US tobacco companies do not have this excuse. They did not kill and conspire to save their skins — they did it simply to line their pockets.
In The Crime and Punishment of I.G. Farben (The Free Press, Macmillian Publishing, 1978), Joseph Borkin reports that the judges were moved by defense lawyers' attempts "to equate the I.G. defendants with their industrial counterparts in the US and other countries as God-fearing, decent and vigorously opposed to communism."
As the lawyer for Farben executive Carl Krauch told the court: "Replace I.G. by ICI [Imperial Chemical Industries] for England, or Du Pont for America, or Montecatini for Italy and at once the similarity will become clear to you."
On July 29, 1948, the court sentenced 12 of the 24 Farben officials to prison terms ranging from 18 months to eight years.

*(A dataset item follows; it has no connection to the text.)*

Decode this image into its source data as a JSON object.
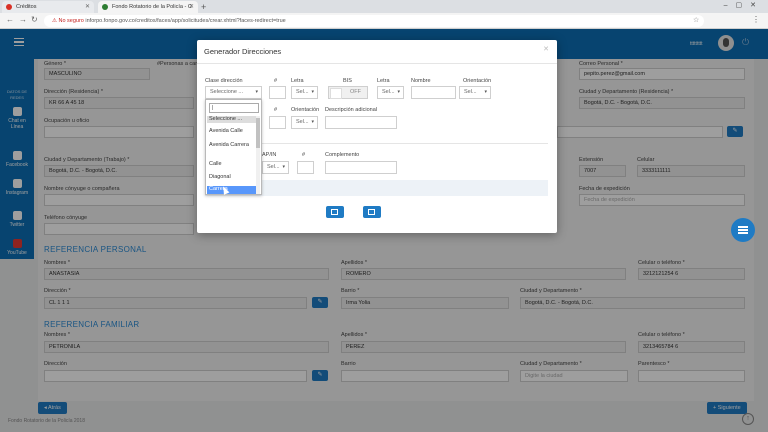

A Corporate Crimes Tribunal?
The next question became: What was to become of I.G. Farben itself?
US Gen. Dwight Eisenhower concluded that a peaceful Germany could be assured only by fracturing Farben's strategic role in the German economy. To this end, Eisenhower proposed the following actions:
* Seize I.G. plants and assets and use them to make reparations to the victims.
* Destroy I.G. plants used exclusively for war production.
* Break up I.G.'s monopoly by dispersing ownership of the remaining plants.
* End I.G.'s interests in global cartels.
* Take over I.G.'s research programs and facilities.
"The same day Eisenhower's recommendations were released to the papers," Borkin writes, "the United States Army announced plans to dynamite three I.G. plants in the American zone... [declaring that] these factories would be `the first of many hundreds... designated for actual destruction.'"
The American military government promulgated a sweeping antitrust law. Companies found to maintain an "excessive concentration of economic power... were to be reorganized and broken up." On June 17, 1947, decartelization began as Farben's holdings in the American zone were broken into 47 independent units.
But Eisenhower's plan was sabotaged in 1947 by a team of 14 US businessmen who objected that the anti-monopoly drive might interfere with the "possible recovery of the economic life of a starving people."
The dismantling of I.G. Farben was halted. The firm's assets were consolidated into three holding companies — Bayer, BASF and Hoechst. In December 1951, when these companies announced their new officers, the names included many former Farben executives.
In September 1955, Friedrich Jaehne, a former war criminal, emerged as the new chairman of Hoechst. In 1956, Fritz ter Meer, a war criminal convicted of both plunder and slavery, became the chair of Bayer's supervisory board.
As Borkin notes: "In 1977, Hoechst, BASF; and Bayer were among the 30 largest industrial companies in the world.... Each one is bigger than I.G. at its zenith."
What's To Be Done?
The late author/activist Richard Grossman has explained how to put law-breaking corporations permanently out of business by seizing their charters of incorporation ["Seize their Charters," Spring '93 EIJ]. The giant tobacco companies are a good place to start.
The tobacco giants should be boycotted. In the case of Philip Morris, this means shunning scores of products including Duracell batteries, Miller beer, Sanka, Yuban, Shake In' Bake, Post cereals, Kool-Aid, Jello-O, Miracle Whip, Cheez Whiz and Velveeta.
Tobacco farmers should be encouraged to grow "substitution crops" — e.g., kenaf for tree-free paper and food for the poor. (The US finances similar anti-drug substitution crop programs for opium farmers in Thailand and cocoa farmers in Peru.)
Genocidal exports of cigarettes targeting kids in Asia and Africa should be banned.
Finally, corporate reparations should be offered to the victims in terms of lifetime medical treatment for tobacco-linked diseases. Seized corporate assets also could finance drug-treatment programs to help people break their addictions to nicotine.
(c) 1997 Earth Island Institute. This article originally appeared in the Summer 1997 issue of Earth Island Journal. Reprinted by permission of the author.